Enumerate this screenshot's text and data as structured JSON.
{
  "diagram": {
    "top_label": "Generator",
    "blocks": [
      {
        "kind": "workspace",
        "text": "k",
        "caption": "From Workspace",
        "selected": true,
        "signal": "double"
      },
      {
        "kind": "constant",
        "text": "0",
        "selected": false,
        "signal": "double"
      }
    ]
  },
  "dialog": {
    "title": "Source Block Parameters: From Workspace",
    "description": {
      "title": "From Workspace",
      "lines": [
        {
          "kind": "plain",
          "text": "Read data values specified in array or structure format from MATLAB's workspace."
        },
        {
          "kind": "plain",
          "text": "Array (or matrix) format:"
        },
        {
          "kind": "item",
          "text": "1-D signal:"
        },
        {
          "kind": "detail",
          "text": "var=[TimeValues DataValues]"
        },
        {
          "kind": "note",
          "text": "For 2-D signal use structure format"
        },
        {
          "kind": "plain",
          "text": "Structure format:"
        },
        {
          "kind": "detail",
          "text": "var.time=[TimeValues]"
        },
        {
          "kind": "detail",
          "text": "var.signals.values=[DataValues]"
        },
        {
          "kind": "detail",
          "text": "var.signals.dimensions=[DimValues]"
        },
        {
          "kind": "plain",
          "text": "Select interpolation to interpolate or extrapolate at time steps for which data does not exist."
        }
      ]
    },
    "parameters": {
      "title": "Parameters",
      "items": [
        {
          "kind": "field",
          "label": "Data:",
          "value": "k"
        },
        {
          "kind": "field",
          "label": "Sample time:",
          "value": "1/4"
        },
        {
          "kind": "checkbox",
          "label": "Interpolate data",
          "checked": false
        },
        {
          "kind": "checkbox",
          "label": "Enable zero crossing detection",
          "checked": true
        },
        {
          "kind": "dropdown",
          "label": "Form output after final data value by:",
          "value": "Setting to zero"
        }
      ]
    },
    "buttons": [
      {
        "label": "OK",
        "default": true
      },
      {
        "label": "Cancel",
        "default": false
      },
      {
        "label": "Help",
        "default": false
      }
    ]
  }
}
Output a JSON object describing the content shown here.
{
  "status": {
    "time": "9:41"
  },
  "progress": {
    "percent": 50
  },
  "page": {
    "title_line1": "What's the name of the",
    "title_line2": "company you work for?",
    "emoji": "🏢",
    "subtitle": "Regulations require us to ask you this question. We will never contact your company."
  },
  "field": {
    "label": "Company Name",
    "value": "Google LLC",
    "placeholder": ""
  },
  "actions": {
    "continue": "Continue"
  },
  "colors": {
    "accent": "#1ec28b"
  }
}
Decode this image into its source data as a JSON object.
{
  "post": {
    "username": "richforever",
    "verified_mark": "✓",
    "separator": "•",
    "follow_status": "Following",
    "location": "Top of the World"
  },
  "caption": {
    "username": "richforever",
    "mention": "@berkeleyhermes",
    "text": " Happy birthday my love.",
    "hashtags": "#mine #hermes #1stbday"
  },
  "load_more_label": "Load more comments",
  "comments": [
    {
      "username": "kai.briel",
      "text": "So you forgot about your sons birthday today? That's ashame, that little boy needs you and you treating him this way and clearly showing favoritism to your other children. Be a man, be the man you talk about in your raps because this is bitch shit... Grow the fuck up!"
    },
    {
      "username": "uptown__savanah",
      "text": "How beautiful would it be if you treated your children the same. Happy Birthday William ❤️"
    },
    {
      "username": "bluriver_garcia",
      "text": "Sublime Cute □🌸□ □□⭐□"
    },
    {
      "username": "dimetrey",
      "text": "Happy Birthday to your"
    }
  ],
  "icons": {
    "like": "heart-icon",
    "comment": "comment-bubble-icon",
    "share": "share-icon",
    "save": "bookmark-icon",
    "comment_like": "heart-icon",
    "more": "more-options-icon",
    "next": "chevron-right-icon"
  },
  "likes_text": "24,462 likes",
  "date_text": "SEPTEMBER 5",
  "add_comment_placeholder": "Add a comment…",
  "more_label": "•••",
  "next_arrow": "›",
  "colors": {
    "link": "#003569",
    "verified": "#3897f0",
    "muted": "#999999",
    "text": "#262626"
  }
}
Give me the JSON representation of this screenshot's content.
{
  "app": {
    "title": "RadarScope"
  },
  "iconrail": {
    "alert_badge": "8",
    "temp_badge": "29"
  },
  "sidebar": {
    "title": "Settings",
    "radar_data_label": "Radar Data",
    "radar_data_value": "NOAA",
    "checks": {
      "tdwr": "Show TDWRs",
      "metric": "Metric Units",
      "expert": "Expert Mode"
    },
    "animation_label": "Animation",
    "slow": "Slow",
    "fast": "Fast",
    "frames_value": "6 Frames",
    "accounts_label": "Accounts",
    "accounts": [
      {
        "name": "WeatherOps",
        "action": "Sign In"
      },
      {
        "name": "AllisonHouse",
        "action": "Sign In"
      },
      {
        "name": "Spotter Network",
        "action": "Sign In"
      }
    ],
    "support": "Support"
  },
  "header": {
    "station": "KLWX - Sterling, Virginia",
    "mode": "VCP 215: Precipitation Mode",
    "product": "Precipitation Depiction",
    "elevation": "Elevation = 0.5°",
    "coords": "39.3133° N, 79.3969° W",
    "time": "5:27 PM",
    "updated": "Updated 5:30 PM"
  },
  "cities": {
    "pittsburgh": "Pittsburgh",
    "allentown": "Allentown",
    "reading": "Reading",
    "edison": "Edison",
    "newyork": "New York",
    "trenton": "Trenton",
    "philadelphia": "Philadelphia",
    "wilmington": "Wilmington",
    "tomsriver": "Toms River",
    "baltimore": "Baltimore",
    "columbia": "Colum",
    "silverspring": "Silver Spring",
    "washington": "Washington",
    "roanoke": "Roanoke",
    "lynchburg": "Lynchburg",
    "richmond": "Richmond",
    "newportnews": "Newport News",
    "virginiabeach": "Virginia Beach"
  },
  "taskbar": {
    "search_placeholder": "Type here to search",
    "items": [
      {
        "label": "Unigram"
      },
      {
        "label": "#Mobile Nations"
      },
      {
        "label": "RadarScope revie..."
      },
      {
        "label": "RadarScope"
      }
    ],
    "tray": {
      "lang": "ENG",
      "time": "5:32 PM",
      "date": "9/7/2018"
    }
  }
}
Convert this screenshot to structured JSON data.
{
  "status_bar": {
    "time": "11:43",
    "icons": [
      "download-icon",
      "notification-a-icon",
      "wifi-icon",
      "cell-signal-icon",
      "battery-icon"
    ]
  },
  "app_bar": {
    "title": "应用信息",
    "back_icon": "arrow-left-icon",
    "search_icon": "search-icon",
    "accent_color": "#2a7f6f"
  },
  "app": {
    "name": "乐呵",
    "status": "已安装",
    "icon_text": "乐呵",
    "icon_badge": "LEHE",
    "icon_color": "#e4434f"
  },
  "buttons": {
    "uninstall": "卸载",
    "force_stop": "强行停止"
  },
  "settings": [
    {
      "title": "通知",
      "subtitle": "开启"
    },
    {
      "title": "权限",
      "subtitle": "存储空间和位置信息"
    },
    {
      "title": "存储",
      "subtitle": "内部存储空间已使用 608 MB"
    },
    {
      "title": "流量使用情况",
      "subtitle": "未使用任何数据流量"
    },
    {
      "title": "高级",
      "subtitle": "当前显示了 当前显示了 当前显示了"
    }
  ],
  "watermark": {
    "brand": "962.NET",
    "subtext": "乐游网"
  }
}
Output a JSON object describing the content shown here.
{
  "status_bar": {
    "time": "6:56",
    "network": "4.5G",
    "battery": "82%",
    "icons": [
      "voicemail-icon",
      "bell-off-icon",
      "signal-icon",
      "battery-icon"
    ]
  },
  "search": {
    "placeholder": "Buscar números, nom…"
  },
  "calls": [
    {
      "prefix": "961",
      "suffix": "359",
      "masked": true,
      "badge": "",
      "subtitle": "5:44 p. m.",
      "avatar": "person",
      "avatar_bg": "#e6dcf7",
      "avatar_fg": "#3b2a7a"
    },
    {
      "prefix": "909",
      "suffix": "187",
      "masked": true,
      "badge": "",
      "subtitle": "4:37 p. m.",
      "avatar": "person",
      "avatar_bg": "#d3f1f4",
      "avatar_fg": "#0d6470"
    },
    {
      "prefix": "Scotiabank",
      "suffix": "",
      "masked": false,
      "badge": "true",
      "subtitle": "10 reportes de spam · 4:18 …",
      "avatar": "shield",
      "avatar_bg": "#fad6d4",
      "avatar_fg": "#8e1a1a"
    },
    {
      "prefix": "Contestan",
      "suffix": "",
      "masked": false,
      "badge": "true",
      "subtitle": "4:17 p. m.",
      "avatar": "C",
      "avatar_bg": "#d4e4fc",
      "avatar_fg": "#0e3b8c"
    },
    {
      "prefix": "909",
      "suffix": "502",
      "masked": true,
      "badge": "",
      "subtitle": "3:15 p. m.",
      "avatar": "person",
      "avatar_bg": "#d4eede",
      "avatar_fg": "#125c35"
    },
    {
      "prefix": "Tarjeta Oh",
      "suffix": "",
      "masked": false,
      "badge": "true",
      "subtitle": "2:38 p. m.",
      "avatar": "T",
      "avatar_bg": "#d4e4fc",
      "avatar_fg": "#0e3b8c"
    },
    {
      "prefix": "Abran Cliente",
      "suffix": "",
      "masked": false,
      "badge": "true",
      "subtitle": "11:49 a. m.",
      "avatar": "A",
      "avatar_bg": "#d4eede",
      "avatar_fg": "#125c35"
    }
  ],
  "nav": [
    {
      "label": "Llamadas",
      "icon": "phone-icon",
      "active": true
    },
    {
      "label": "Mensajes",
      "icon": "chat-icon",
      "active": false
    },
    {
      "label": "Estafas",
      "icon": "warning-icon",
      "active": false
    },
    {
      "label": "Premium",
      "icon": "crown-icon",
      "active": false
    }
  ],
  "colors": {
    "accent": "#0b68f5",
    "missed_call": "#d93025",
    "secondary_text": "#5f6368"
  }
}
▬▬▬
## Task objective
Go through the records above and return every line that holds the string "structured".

## Written solution
Enumerate this screenshot's text and data as structured JSON.
Convert this screenshot to structured JSON data.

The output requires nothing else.